BY SEAN DIETRICH
There is a little girl in my house. She is 11. She is currently playing piano in my office. She is blind, so she plays by feel. She has no idea what she’s doing on the instrument. But she actually sounds pretty good.
I do not have kids. I’m not a smart man, but I am sharp enough to know I’d make a bad dad. So this is unique, having a kid in my house.
Today is a flawless November day. Leaves are falling. The air is dry. My windows are open. Thanksgiving is just around the corner. And it feels like it.
Becca has been staying at our house for a few lazy days this weekend. My wife and I are sort of like Becca’s crazy aunt and uncle. I don’t know how this happened.
I never thought I’d be the crazy uncle who perpetually smelled like Tiger Balm and was always telling children to pull his finger. But there you are.
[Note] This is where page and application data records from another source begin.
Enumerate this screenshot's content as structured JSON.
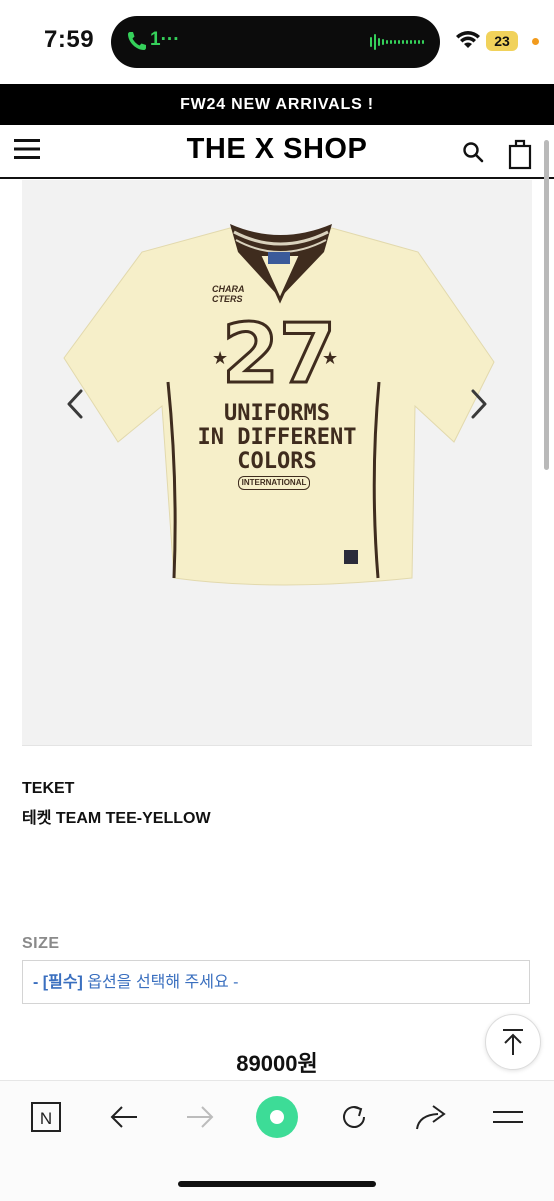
{
  "status_bar": {
    "time": "7:59",
    "call_text": "1···",
    "battery": "23"
  },
  "promo_banner": {
    "text": "FW24 NEW ARRIVALS !"
  },
  "header": {
    "brand": "THE X SHOP"
  },
  "product": {
    "brand": "TEKET",
    "name": "테켓 TEAM TEE-YELLOW",
    "shirt_print": {
      "chest_logo": "CHARA CTERS",
      "number": "27",
      "line1": "UNIFORMS",
      "line2": "IN DIFFERENT",
      "line3": "COLORS",
      "badge": "INTERNATIONAL"
    },
    "price": "89000원",
    "colors": {
      "shirt": "#f6efc9",
      "trim": "#3f2c1e"
    }
  },
  "options": {
    "label": "SIZE",
    "select_prefix": "- ",
    "select_required": "[필수]",
    "select_text": " 옵션을 선택해 주세요 -"
  },
  "icons": {
    "menu": "hamburger-icon",
    "search": "search-icon",
    "bag": "shopping-bag-icon",
    "scroll_top": "arrow-up-icon",
    "toolbar": [
      "n-icon",
      "back-arrow-icon",
      "forward-arrow-icon",
      "record-icon",
      "refresh-icon",
      "share-icon",
      "menu-icon"
    ]
  },
  "colors": {
    "accent": "#3a6fbf",
    "record": "#3ddc97",
    "call_green": "#35d05a"
  }
}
In her time here this weekend, we’ve gone for lots of walks, Becca and I. Becca usually holds my hand and does all the talking. Somehow, she knows that I have no idea what I’m doing with kids. She can sense that I am not paternal material. But she doesn’t hold this against me.
I was a bar musician whose youth lasted way too long. I grew up in dim lit rooms, filled with smoke, clinking glasses, and Willie Nelson ballads. I used to have a ponytail, for crying out loud.
But Becca doesn’t seem to care. She treats me like I’m a real adult. Which is her first mistake.
Consequently, Becca has done a lot of adultish talking since she’s been here. She has talked about everything from moon rocks to the Battle of Gettysburg. From the invasion of Pearl Harbor to Zacchaeus who—come to find out—was a wee little man and a wee little man was he.
During this brief, 48-hour period, I’ve learned a lot from Becca. I have learned, for example, that tornadoes are caused by warm and cold air. I have learned that the words “wow,” “mom,” and “poop”’are palindromes.
I learned that the Aztecs invented an early form of basketball. The Aztec rules of basketball, however, differ from modern-day rules. The losing team was brutally sacrificed, publicly, and their organs were offered to the gods.
“Brings new meaning to the term March Madness,” I said.
“What’s March Madness?” she asked.
So I have my work cut out for me.
Then, we played outside in the backyard for a little bit.
It goes without saying that I have not “played outside” in many years. In fact, I think Jimmy Carter was president the last time I played outside.
But that’s what we did. My yard is covered in dead leaves because I am allergic to yardwork. Becca plopped down into the blanket of leaves and declared that she was making a leaf angel. She told me to do the same thing. So I did.
And there we were, rolling in the grass and leaves. At which point she crawled atop my chest and said:
“Are you glad you met me?”
“Becca, I am making a leaf angel.”
She laughed. Then rested her chin on my chest. “I wish I could see you.”
“You aren’t missing much.”
“How tall are you?”
“Taller than you.”
“What color is your hair?”
“Same color as yours.”
“What about your eyes?”
“They only see you.”
Becca’s birth parents didn’t want her. They abused drugs. So they left her in a crib for the first few years of her life. As a result, the back of her head was flat. She couldn’t walk. She had health problems. It is what medical professionals call “Neonatal Abstinence Syndrome.” What non-professionals call an “addict baby.”
Becca was adopted by two loving parents who have fostered upwards of 30 kids in their lifetime. They gave her the world, and then some. Beck has a good life, full of love.
But she’s been through a lot, and she has scars to prove it. Multiple operations, open-heart surgery, lymph node removals, minor hearing loss, she has Turner’s syndrome. And then came the loss of her vision.
I met her shortly after she went blind. I came into her life one November day, and I don’t know how we became friends. Or why. But she’s the youngest friend I have. And possibly the closest.
When we finished playing in the leaves, we dusted each other off and went inside for supper. We sat at the table to eat.
My wife made macaroni and cheese, roasted turkey and green beans. The kid devoured the mac and cheese. Ate one bite of turkey. Her green beans died of exposure.
But before the meal, we all held hands and said a brief Thanksgiving prayer. The little girl held my hand. Hers were warm. Mine were cold. We all took turns saying what we were thankful for.
She cleared her throat before she prayed. “God, I’m thankful for Sean.”
I hope someday she raises her standards.
Sean Dietrich is a columnist, novelist and stand-up storyteller known for his commentary on life in the American South. His column appears in newspapers throughout the U.S. He has authored 15 books, he is the creator of the Sean of the South Podcast and he makes appearances at the Grand Ole Opry.